June marks the yearly celebration of Pride Month for LGBTQ+ people across the world, chosen because June marks the date 50 years ago when the Stonewall riots took place in 1969 kickstarting pride marches in the UK and across the world. It’s a time for the community to reflect on the progress that’s been made in terms of equality and a way to give hope to people who believe they will be completely alone if they come out. This year marked the kick-off of Scott Logic’s involvement in LGBTQ+ Pride Month activities around the company, involving people in activities and events that educated, stimulated conversations and raised £427.90 for local LGBTQ+ charities. The amount raised was matched by the company meaning over £850 was donated to charity.
So why celebrate?
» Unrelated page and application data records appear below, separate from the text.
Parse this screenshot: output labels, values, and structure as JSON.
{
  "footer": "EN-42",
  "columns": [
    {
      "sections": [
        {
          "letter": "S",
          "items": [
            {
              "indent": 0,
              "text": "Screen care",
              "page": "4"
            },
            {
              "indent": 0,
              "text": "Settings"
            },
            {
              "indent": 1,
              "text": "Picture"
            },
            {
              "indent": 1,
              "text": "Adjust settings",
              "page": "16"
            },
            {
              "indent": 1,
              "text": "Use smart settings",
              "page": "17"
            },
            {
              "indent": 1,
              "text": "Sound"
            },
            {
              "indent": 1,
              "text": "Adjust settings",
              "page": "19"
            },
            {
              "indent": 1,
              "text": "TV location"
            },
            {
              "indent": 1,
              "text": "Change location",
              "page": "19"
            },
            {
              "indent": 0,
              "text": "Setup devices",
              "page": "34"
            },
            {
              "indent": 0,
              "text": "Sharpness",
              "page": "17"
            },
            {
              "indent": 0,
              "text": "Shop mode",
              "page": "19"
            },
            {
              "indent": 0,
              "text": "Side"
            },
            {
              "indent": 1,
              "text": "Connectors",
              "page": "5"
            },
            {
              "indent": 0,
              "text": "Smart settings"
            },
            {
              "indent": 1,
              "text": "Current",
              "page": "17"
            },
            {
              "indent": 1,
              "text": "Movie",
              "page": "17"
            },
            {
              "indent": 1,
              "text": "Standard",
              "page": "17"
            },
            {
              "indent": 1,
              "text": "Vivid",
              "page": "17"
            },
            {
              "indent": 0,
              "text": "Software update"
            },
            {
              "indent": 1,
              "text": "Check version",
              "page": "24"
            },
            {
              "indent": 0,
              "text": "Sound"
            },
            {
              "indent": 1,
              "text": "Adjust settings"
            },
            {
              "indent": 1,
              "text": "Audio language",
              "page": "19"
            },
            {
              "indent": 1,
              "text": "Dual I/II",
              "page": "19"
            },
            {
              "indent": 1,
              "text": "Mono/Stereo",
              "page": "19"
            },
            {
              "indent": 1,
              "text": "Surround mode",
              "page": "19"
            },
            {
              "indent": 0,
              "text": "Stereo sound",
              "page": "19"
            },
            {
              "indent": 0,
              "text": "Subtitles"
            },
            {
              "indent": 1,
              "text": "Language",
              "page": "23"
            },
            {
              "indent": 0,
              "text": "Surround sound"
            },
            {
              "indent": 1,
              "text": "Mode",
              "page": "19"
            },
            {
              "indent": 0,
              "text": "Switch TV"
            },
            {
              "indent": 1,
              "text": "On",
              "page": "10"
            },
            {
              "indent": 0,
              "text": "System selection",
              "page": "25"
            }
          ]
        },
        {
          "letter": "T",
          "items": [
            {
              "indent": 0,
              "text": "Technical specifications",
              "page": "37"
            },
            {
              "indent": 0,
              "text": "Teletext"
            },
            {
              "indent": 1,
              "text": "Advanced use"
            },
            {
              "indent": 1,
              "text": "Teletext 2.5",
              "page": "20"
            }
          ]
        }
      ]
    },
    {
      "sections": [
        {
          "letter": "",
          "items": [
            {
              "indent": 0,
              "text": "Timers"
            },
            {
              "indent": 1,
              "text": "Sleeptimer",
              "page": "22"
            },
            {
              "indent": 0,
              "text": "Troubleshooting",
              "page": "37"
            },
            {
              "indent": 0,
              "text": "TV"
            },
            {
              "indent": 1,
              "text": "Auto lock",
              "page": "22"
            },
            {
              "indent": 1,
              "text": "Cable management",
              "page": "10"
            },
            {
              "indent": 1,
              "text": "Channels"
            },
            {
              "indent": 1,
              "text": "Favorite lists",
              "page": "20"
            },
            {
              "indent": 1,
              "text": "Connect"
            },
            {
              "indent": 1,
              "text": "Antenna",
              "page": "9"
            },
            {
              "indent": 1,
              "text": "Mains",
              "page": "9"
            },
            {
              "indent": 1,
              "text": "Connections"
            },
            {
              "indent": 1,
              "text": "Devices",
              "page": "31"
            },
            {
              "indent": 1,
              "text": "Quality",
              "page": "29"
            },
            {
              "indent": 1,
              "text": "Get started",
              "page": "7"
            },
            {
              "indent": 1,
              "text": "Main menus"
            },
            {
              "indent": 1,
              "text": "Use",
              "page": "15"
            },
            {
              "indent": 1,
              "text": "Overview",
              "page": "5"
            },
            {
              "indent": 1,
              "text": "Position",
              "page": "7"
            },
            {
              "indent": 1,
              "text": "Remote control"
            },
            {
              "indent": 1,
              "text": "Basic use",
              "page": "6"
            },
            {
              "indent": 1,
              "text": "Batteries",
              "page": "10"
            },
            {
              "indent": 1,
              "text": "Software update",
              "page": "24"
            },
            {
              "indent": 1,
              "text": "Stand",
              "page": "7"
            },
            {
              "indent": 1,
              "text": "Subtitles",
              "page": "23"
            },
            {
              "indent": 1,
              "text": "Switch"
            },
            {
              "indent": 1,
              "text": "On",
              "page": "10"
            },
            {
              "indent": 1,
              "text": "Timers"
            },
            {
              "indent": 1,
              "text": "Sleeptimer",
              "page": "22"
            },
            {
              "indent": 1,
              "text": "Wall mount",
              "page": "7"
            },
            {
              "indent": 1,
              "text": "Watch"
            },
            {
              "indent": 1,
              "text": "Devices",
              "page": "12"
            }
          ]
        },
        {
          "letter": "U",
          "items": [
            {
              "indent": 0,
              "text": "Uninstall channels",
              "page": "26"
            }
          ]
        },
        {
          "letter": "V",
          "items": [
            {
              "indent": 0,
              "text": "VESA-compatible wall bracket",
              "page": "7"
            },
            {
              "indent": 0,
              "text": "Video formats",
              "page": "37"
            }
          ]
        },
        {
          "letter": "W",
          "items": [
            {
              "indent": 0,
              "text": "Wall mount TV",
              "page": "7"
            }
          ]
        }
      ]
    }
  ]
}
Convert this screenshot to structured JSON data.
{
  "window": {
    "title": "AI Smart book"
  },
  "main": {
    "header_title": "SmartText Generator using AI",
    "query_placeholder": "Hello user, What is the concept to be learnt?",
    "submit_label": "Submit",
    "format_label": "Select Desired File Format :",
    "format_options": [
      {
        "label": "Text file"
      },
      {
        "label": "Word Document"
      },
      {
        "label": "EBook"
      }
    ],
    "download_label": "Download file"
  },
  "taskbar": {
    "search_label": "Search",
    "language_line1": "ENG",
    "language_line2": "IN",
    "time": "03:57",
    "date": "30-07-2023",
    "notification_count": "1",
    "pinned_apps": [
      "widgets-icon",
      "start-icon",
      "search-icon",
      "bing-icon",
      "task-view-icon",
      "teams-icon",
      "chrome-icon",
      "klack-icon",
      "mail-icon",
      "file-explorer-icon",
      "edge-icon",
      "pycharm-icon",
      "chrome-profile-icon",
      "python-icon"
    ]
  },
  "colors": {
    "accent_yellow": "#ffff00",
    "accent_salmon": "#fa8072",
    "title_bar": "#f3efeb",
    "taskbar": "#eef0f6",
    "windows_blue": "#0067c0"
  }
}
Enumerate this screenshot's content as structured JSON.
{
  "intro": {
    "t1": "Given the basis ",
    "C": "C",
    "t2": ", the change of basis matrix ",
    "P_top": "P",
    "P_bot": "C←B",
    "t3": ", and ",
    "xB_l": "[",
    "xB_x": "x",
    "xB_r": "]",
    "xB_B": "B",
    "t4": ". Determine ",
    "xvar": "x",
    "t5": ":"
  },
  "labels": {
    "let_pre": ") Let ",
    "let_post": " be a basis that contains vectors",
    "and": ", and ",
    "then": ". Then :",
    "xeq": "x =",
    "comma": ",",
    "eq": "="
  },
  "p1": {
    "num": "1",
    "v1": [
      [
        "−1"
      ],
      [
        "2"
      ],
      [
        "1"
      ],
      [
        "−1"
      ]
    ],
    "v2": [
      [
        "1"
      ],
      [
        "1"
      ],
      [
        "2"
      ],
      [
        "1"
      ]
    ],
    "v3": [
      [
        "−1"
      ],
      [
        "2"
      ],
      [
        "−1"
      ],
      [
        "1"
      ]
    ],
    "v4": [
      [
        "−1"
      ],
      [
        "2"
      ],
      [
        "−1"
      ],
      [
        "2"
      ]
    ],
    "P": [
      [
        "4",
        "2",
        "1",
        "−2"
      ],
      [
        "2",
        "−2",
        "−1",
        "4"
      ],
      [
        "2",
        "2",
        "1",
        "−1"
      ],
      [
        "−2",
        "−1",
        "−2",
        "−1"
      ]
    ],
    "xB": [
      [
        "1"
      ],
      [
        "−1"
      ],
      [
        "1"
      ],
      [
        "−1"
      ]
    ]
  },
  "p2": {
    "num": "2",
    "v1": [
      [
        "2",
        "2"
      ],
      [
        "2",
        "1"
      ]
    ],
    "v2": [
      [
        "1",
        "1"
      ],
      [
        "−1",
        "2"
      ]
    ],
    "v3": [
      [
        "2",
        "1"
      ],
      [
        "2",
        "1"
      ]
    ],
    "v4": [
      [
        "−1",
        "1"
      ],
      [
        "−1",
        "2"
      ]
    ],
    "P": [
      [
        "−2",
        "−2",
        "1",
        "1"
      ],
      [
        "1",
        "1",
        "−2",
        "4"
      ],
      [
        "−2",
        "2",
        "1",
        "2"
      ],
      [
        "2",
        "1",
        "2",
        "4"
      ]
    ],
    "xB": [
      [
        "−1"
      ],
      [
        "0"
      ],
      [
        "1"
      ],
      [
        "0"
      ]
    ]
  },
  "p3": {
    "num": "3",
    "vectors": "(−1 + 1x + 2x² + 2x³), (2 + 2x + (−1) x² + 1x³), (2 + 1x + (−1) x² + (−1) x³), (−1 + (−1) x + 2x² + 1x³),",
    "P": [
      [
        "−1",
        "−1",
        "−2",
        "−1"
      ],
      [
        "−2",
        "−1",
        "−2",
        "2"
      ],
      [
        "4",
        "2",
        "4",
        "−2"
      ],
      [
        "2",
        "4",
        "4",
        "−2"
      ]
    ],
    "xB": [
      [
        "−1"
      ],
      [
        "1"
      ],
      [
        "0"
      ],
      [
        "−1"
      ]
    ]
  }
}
A study conducted by the Institution of Engineering and Technology (IET), one of the largest STEM industry bodies, found that 30 percent of LGBT young people in the UK would not consider a career in one of the fields due to worries about discrimination. Issues like this not only mean that the IT industry looses out on potentially great engineers but also that an estimated £11.2 billion a year is lost to LGBTQ+ engineers having to be in the closet due to fear of discrimination.
As seen in Stonewall’s LGBT in Britain work report, employers who take active steps towards establishing inclusive work policies, by showing visible commitment to LGBT equality and showcasing best practice equality policies, have a real impact on the lives of LGBT staff, boost work morale and create a work environment that people are proud to work in.
Covering and Masking
The need to cover or mask, constantly monitoring and changing behaviour to hide one’s true self, disproportionately effects LGBTQ+ people who may avoid talking about what they do out of work or have to hide their partner’s gender in order to avoid outing themselves. Imagine having to use a large portion of your brain power every day to filter and check what you’re saying, or the amount of energy required to make snap analysis of how safe it is to act like yourself with any new people or situation.
Using a large amount of energy to mask one’s self not only takes away from the mental energy available for problem solving and other engineering tasks but results in a disconnect between people. Since our team mates are frequently able to see if we’re masking or holding something back, they will start disengage from them due to our inauthenticity; which results in a lack of team integration and a breakdown of trust between team members.
A corporate, or engineering, environment that allows people to bring their true authentic self means that people can spend time and energy on the work and means that everyone can built full working relationships with the real you and each other. Not only that, but by being ourselves, we can influence design and spot issues that may otherwise not be identified (read my blog post on how diversity in teams can improve testing for more on this).
We have a way to go
The Stonewall LGBT in Britain work report 2019 shows that there’s still a way to go with making LGBTQ+ people feel able to be themselves in the workplace:
- One in five (19 per cent) lesbian, gay and bi employees have experienced verbal bullying from colleagues, customers or service users because of their sexual orientation in the last five years
- One in eight (13 per cent) lesbian, gay and bi employees would not feel confident reporting homophobic bullying in their workplace
- A quarter (26 per cent) of lesbian, gay and bi workers are not at all open to colleagues about their sexual orientation
- Nearly half (42 per cent) of trans people are not living permanently in their preferred gender role stated they are prevented from doing so because they fear it might threaten their employment status
- Over 10 per cent of trans people experienced being verbally abused and six per cent were physically assaulted at work. As a consequence of harassment and bullying, a quarter of trans people will feel obliged to change their jobs.
By celebrating pride here at Scott Logic and throughout the IT industry we send a clear message of inclusion, that every person regardless of age, gender identity, sexual orientation, religion or race is a respected and valued contributor and team member. This will allow people to bring themselves to the conversation and want to be a part of it in the first place.